Evans discovered, however, was an unparalleled lifelong opportunity
to develop his finance skills—and a deep sense of satisfaction.
is a really special place," says Evans, now the company's
chief investment officer. "It's one of the few places in the
financial profession where you can be at a leading firm and
also feel a strong sense of alignment with the interests of
those whom you serve. Since we are not-for-profit, there's
no conflict between the needs and interests of the customers
and those of the shareholders.
not hard to find passion for the job once you realize that
you work for the very educators who gave you the tools to
practice your craft.
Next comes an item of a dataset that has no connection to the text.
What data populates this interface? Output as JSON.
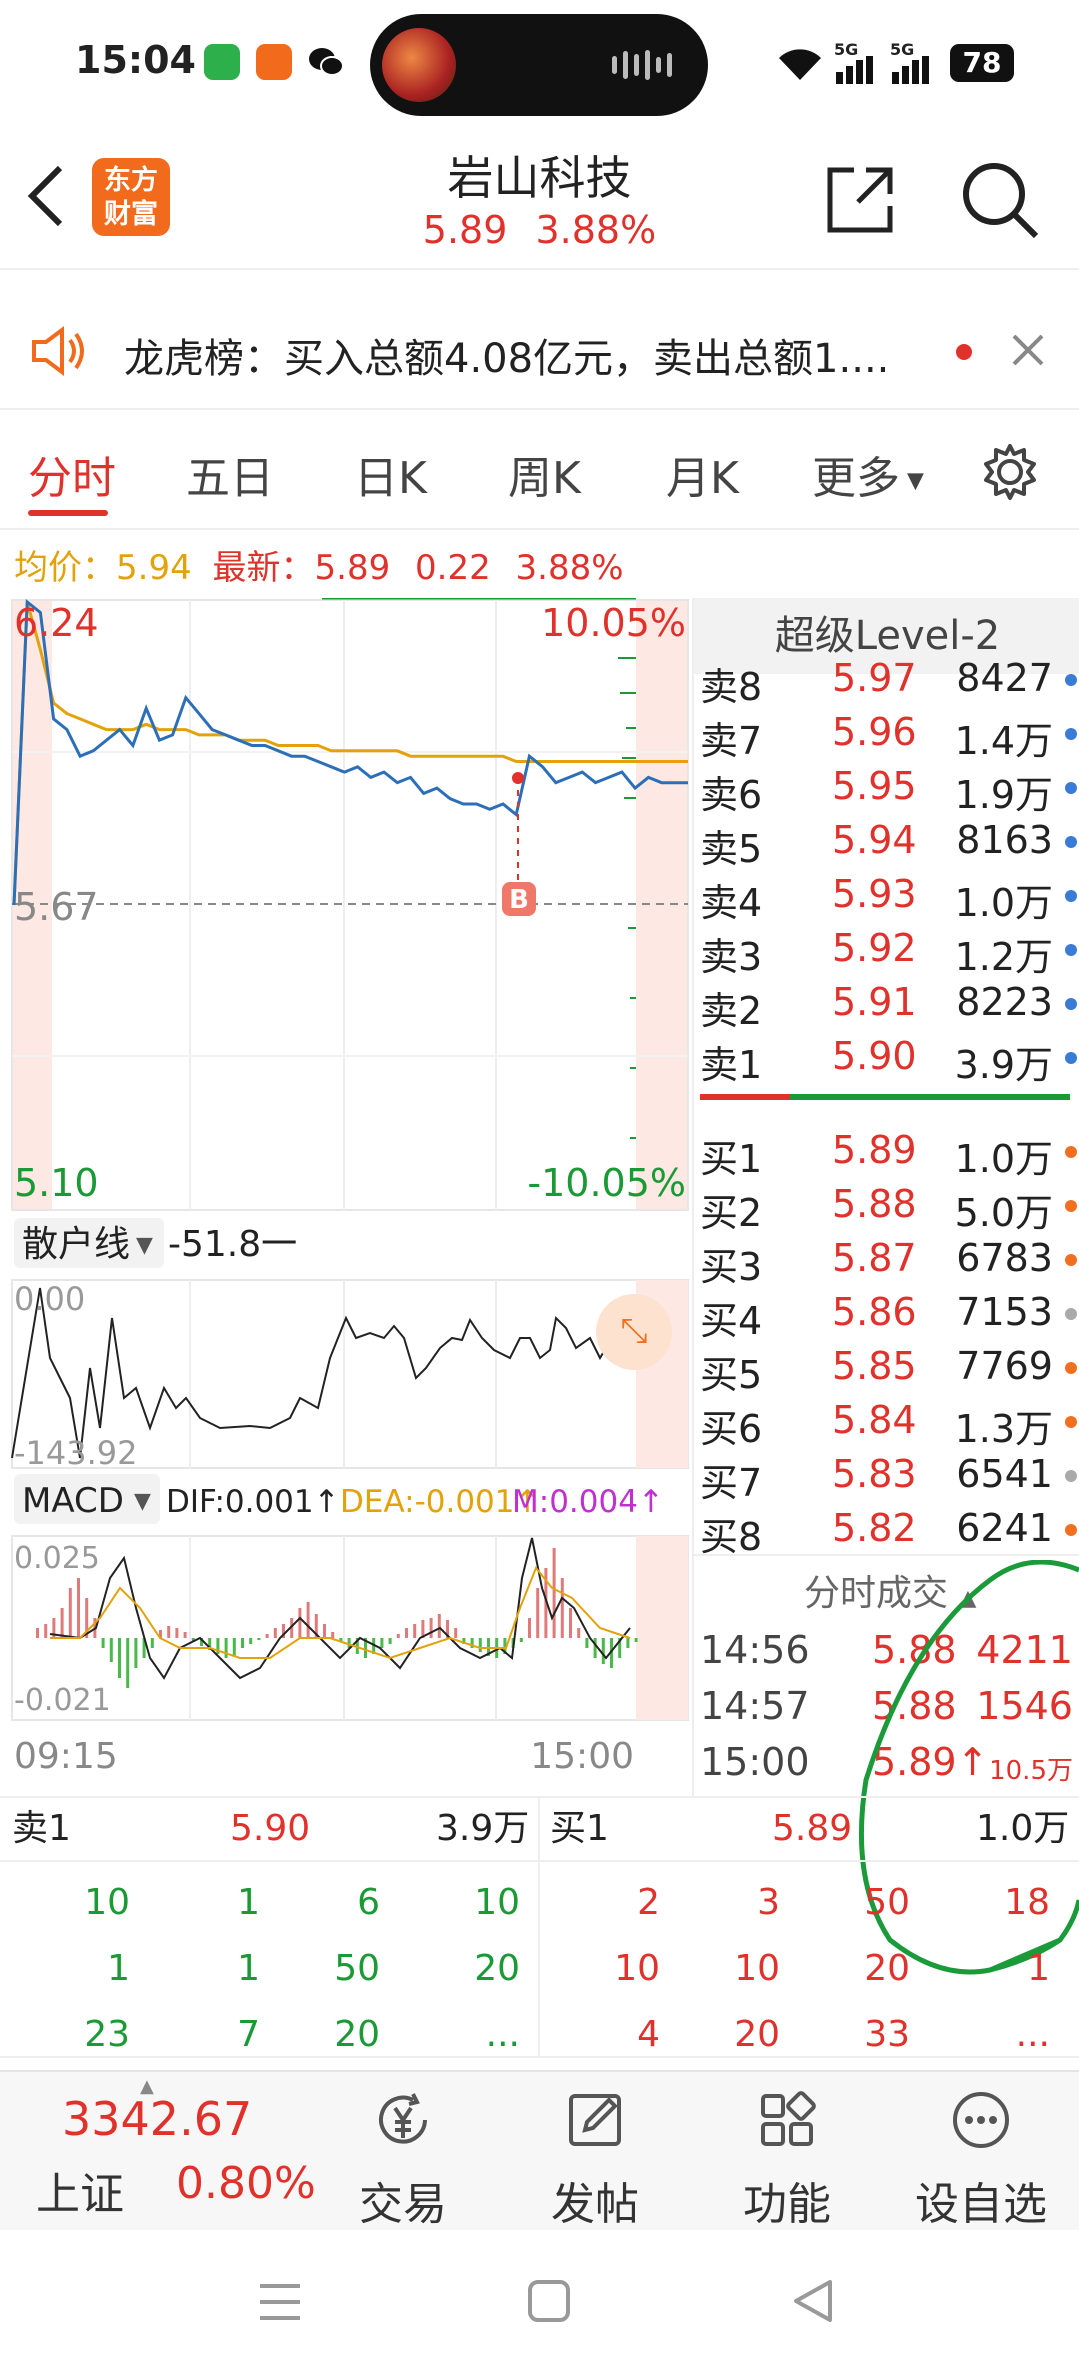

I know it sounds kind of corny, but there's
a clarity of purpose that permeates this place and gives us
a little extra motivation. It keeps people at the firm who
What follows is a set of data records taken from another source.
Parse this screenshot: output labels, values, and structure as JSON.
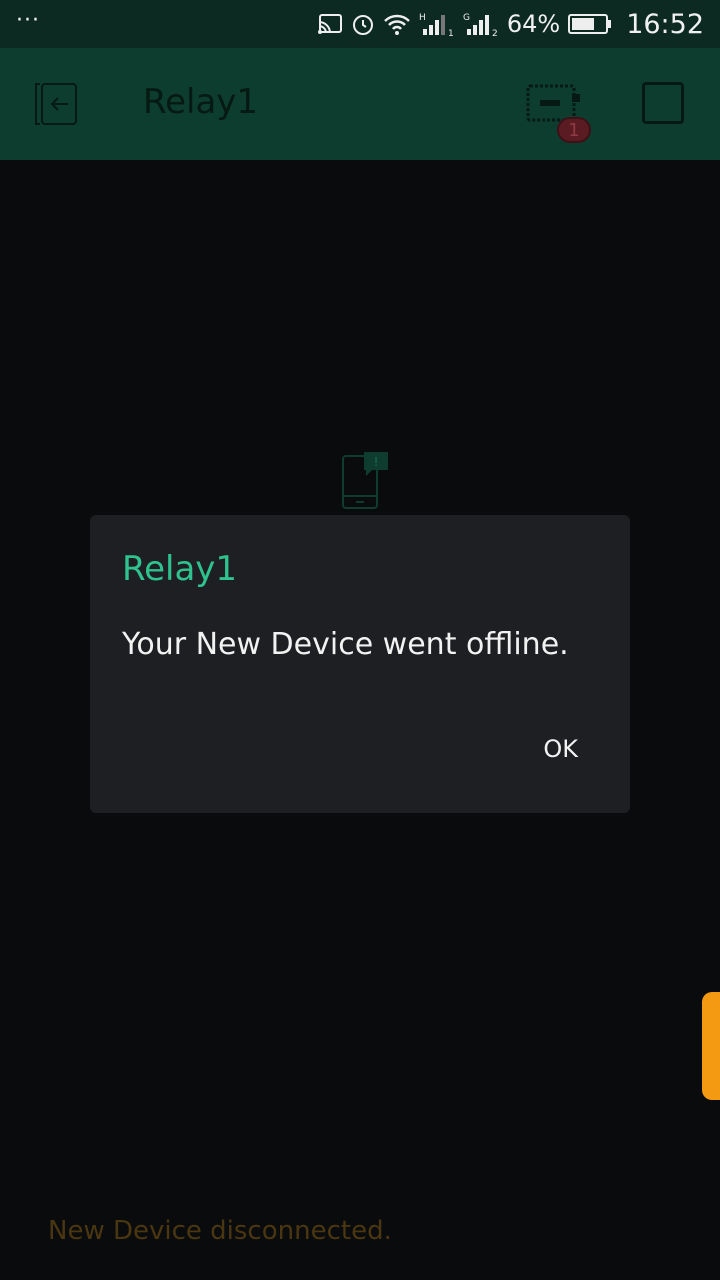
{
  "status_bar": {
    "overflow": "···",
    "battery_percent": "64%",
    "time": "16:52",
    "icons": [
      "cast-icon",
      "alarm-icon",
      "wifi-icon",
      "signal-h-icon",
      "signal-g-icon",
      "battery-icon"
    ]
  },
  "app_bar": {
    "title": "Relay1",
    "device_badge": "1",
    "icons": [
      "back-icon",
      "device-icon",
      "stop-icon"
    ]
  },
  "dialog": {
    "title": "Relay1",
    "message": "Your New Device went offline.",
    "ok_label": "OK"
  },
  "toast": {
    "text": "New Device disconnected."
  },
  "colors": {
    "status_bar": "#0c2a22",
    "app_bar": "#0d3d2f",
    "background": "#0a0b0c",
    "dialog": "#1e1f22",
    "dialog_title": "#2fc28e",
    "side_handle": "#f39a12",
    "toast_text": "#4a3711"
  }
}
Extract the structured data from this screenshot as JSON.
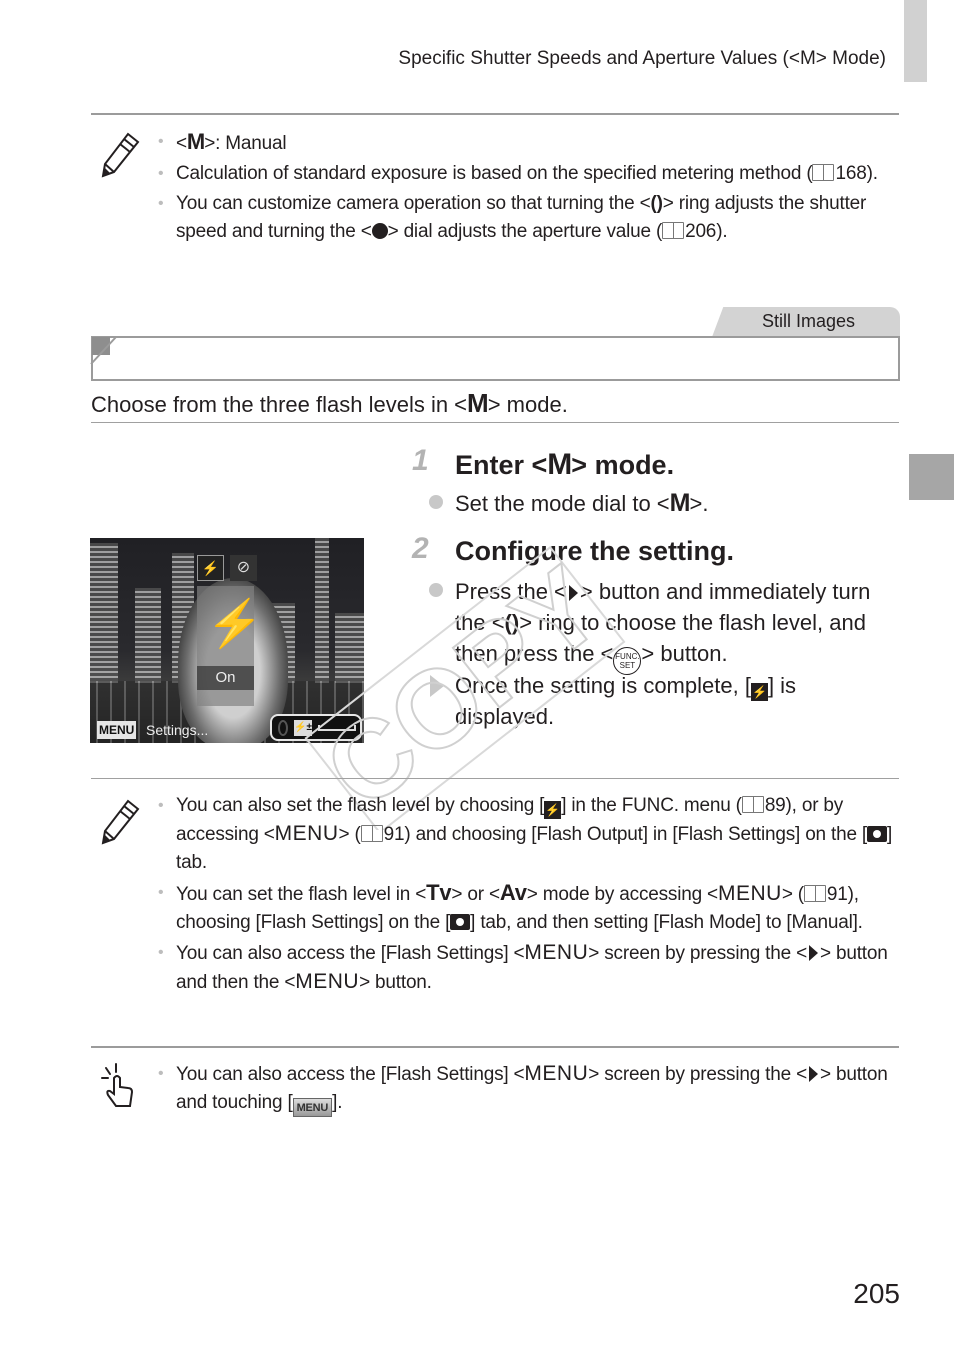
{
  "header": {
    "running_head": "Specific Shutter Speeds and Aperture Values (<M> Mode)"
  },
  "note1": {
    "icon": "pencil-icon",
    "items": [
      {
        "pre": "<",
        "glyph": "M",
        "post": ">: Manual"
      },
      {
        "text": "Calculation of standard exposure is based on the specified metering method (",
        "ref": "168",
        "tail": ")."
      },
      {
        "a": "You can customize camera operation so that turning the <",
        "ring": "()",
        "b": "> ring adjusts the shutter speed and turning the <",
        "c": "> dial adjusts the aperture value (",
        "ref": "206",
        "tail": ")."
      }
    ]
  },
  "section": {
    "tab_label": "Still Images",
    "title": "",
    "intro_pre": "Choose from the three flash levels in <",
    "intro_glyph": "M",
    "intro_post": "> mode."
  },
  "camera_screen": {
    "flash_on_label": "On",
    "menu_chip": "MENU",
    "settings_label": "Settings...",
    "flash_icon": "lightning-icon",
    "flash_off_icon": "flash-off-icon"
  },
  "steps": [
    {
      "number": "1",
      "title_pre": "Enter <",
      "title_glyph": "M",
      "title_post": "> mode.",
      "bullets": [
        {
          "pre": "Set the mode dial to <",
          "glyph": "M",
          "post": ">."
        }
      ]
    },
    {
      "number": "2",
      "title": "Configure the setting.",
      "line1a": "Press the <",
      "line1b": "> button and immediately turn the <",
      "ring": "()",
      "line1c": "> ring to choose the flash level, and then press the <",
      "func_top": "FUNC.",
      "func_bottom": "SET",
      "line1d": "> button.",
      "result_pre": "Once the setting is complete, [",
      "result_post": "] is displayed."
    }
  ],
  "note2": {
    "icon": "pencil-icon",
    "items": [
      {
        "a": "You can also set the flash level by choosing [",
        "b": "] in the FUNC. menu (",
        "ref1": "89",
        "c": "), or by accessing <",
        "menu": "MENU",
        "d": "> (",
        "ref2": "91",
        "e": ") and choosing [Flash Output] in [Flash Settings] on the [",
        "f": "] tab."
      },
      {
        "a": "You can set the flash level in <",
        "tv": "Tv",
        "b": "> or <",
        "av": "Av",
        "c": "> mode by accessing <",
        "menu": "MENU",
        "d": "> (",
        "ref": "91",
        "e": "), choosing [Flash Settings] on the [",
        "f": "] tab, and then setting [Flash Mode] to [Manual]."
      },
      {
        "a": "You can also access the [Flash Settings] <",
        "menu": "MENU",
        "b": "> screen by pressing the <",
        "c": "> button and then the <",
        "menu2": "MENU",
        "d": "> button."
      }
    ]
  },
  "note3": {
    "icon": "touch-icon",
    "items": [
      {
        "a": "You can also access the [Flash Settings] <",
        "menu": "MENU",
        "b": "> screen by pressing the <",
        "c": "> button and touching [",
        "btn": "MENU",
        "d": "]."
      }
    ]
  },
  "watermark": "COPY",
  "page_number": "205"
}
otherwise might have wandered off into other, more-visible
parts of the financial world."
joined the company in 1985 as an equity analyst, covering
the metals industry. "It was kind of a dull group of companies
that no one wanted to follow, so they gave them to the new
kid," he recalls.
turned out to be fortuitous, and Evans was able to capitalize
on a turn in the pricing cycle, making profits in a group
that had been given up for dead. "That experience taught me
to look closely at things that no one wants," he says. Following
his success with metals, Evans was soon assigned to cover
chemical and media companies as well.
Evans became a portfolio manager, joining the small-cap growth
team within TIAA-CREF's flagship stock account. The portfolio
segment grew to $800 million, and based on the team's success,
the company decided in 1994 to create the CREF Growth Account,
with Evans at the helm. The success of that fund led to Evans'
appointment as head of equities in 1997.
from an investment professional to a manager of people. That
was a big transition," Evans says. "I suddenly had a staff
of 200, causing me to scramble for all my Kellogg training
in managing people and organizations."
year, Evans was named chief investment officer, overseeing
some $300 billion in assets. Not only have his responsibilities
expanded, but the company is also restructuring its workforce
and overhauling its systems to better serve the educational
community. "I have a lot to keep me challenged right now,"
midst of such upheaval, Evans finds he relies frequently on
his business-school training. "When I came to TIAA-CREF, I
had the capacity to work with all kinds of people and all
kinds of problems," he says. "The foundation for that was
set at Kellogg."